By Alun John

LONDON, Feb 3 (Reuters) - Euro zone bond yields rose sharply on Friday from near two week lows, reversing part of the previous day's massive tumble when investors found a dovish message from the European Central Bank's 50 basis point rate increase.

Germany's 10-year-yield, the benchmark for the currency bloc, was at 2.13%, up 7 basis points (bps), following Thursday's 22.6 bp fall, the largest daily decline since 2011, according to Refinitiv data.

Italy's 10-year-yield, the benchmark for the periphery , was up 10.5 bps to 3.99% after its 40.5 bps Thursday fall, the most since March 2020's pandemic-induced market volatility. Yields move inversely to prices.
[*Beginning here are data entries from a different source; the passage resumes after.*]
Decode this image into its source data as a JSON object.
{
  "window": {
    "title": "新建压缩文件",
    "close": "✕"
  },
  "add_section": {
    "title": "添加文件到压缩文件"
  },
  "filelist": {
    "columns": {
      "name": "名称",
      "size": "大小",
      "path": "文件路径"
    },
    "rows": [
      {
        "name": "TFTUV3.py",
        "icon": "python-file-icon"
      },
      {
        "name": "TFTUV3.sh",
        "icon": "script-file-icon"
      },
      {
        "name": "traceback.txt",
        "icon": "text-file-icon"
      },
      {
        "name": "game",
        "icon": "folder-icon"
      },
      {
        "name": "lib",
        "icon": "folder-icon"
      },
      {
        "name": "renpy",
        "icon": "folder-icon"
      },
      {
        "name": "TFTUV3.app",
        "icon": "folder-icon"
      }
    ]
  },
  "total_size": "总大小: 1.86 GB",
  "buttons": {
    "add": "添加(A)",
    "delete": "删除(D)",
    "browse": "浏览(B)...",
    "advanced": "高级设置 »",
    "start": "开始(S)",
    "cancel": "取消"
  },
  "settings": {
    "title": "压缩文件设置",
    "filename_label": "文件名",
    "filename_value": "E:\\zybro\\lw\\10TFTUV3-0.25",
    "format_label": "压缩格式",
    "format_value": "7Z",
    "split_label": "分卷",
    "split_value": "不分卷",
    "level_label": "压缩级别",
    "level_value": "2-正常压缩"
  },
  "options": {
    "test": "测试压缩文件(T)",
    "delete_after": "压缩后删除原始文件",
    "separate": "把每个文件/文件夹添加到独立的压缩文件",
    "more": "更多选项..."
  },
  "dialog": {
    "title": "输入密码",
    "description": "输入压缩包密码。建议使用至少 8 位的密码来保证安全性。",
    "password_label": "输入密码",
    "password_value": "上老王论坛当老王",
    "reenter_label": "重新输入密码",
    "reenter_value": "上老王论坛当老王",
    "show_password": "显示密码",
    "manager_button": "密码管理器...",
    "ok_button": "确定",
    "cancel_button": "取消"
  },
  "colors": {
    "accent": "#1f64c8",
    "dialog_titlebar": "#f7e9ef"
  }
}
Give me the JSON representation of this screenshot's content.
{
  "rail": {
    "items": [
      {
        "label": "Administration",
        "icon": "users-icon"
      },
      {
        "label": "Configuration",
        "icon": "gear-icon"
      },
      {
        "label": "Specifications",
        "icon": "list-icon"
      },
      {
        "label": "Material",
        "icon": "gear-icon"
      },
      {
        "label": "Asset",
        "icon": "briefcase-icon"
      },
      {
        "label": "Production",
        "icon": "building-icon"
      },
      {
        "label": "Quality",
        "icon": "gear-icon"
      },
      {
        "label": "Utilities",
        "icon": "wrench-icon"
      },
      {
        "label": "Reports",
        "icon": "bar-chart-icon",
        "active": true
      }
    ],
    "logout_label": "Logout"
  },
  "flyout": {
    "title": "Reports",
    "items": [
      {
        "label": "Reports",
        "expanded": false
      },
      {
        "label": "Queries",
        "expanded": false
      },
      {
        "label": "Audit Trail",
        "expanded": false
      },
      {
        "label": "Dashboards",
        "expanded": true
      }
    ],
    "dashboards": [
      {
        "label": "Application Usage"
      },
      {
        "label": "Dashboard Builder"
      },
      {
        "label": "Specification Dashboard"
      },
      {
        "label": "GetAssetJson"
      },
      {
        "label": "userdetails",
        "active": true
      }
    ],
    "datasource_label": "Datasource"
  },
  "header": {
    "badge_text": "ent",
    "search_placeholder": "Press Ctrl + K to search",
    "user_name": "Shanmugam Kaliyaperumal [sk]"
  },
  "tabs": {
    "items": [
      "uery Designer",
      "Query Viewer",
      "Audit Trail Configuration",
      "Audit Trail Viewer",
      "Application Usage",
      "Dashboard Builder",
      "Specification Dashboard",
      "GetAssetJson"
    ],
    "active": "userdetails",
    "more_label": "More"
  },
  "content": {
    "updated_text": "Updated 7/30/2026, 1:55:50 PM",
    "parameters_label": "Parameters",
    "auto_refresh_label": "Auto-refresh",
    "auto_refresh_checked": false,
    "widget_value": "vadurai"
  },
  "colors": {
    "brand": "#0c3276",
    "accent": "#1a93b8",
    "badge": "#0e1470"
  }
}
The ECB raised rates by 50 bps on Thursday but, even though President Christine Lagarde explicitly signalled at least one more hike of the same magnitude next month, and reaffirmed the central bank would "stay the course" in the fight against high inflation, bonds rallied as investors reacted to hopes that rate increases were close to their end.
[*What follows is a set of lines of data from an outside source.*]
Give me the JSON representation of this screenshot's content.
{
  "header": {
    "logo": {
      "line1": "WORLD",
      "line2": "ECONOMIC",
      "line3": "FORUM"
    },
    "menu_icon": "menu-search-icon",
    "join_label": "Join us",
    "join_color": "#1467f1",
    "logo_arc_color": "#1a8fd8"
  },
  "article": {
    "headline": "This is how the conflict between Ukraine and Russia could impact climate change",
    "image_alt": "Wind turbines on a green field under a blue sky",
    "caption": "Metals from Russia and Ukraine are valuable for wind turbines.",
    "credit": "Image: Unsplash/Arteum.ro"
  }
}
Last year's aggressive rate hikes by central banks around the world caused bond prices to fall sharply.

"The market is looking for all signs of weakening inflation and the end of the rate hiking cycle, said Jan von Gerich, chief analyst at Nordea.

"I don't think the reaction we saw yesterday was in line with what the ECB tried to communicate but that's the angle that the market is going for at the moment, and it can continue in the near term."
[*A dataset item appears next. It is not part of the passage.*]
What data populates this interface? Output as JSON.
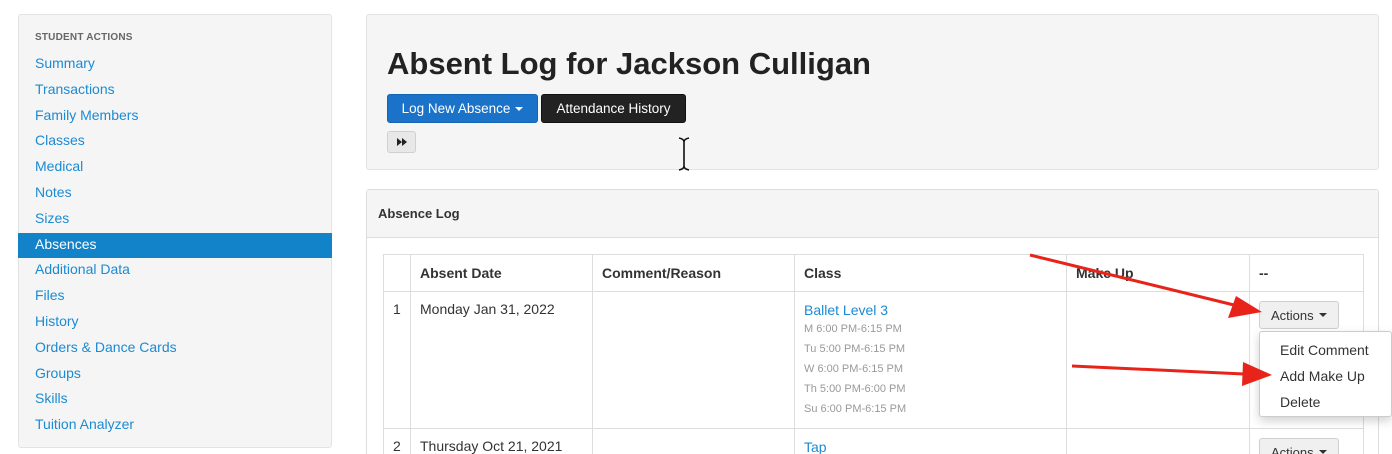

"Markets had the right view last year but I would say that there might be disappointment down the road when central banks can prove to be more hawkish than markets are betting at the moment."

Analysts at DZ bank said markets had reacted to a "more moderate tone" from Lagarde who said the inflation outlook was "more balanced" though they too said the ECB's president had been hawkish.

Lithuania's ECB governing council member Gediminas Šimkus and Slovakia's Peter Kazimir said on Friday rate hikes could continue after the March meeting.

The disconnect between market pricing and central bankers' remarks is also present in the United States, where markets are pricing in rate cuts this year despite Federal Reserve chair Jerome Powell saying he does not see this happening.

Friday's main global macro economic event is U.S. payrolls data, which are due at 1330 GMT. U.S. job growth likely remained strong in January but an anticipated further slowdown in wage gains should give the Federal Reserve some comfort in its fight against inflation.

Germany's 2-year yield, which is highly sensitive to interest rate expectations, rose 4 bps to 2.53% after Thursday's 17 bps tumble and Italy's two year yield, climbed 9 bps to 3.05% after Thursday's 33 bps drop. (Reporting by Alun John; Editing by Toby Chopra)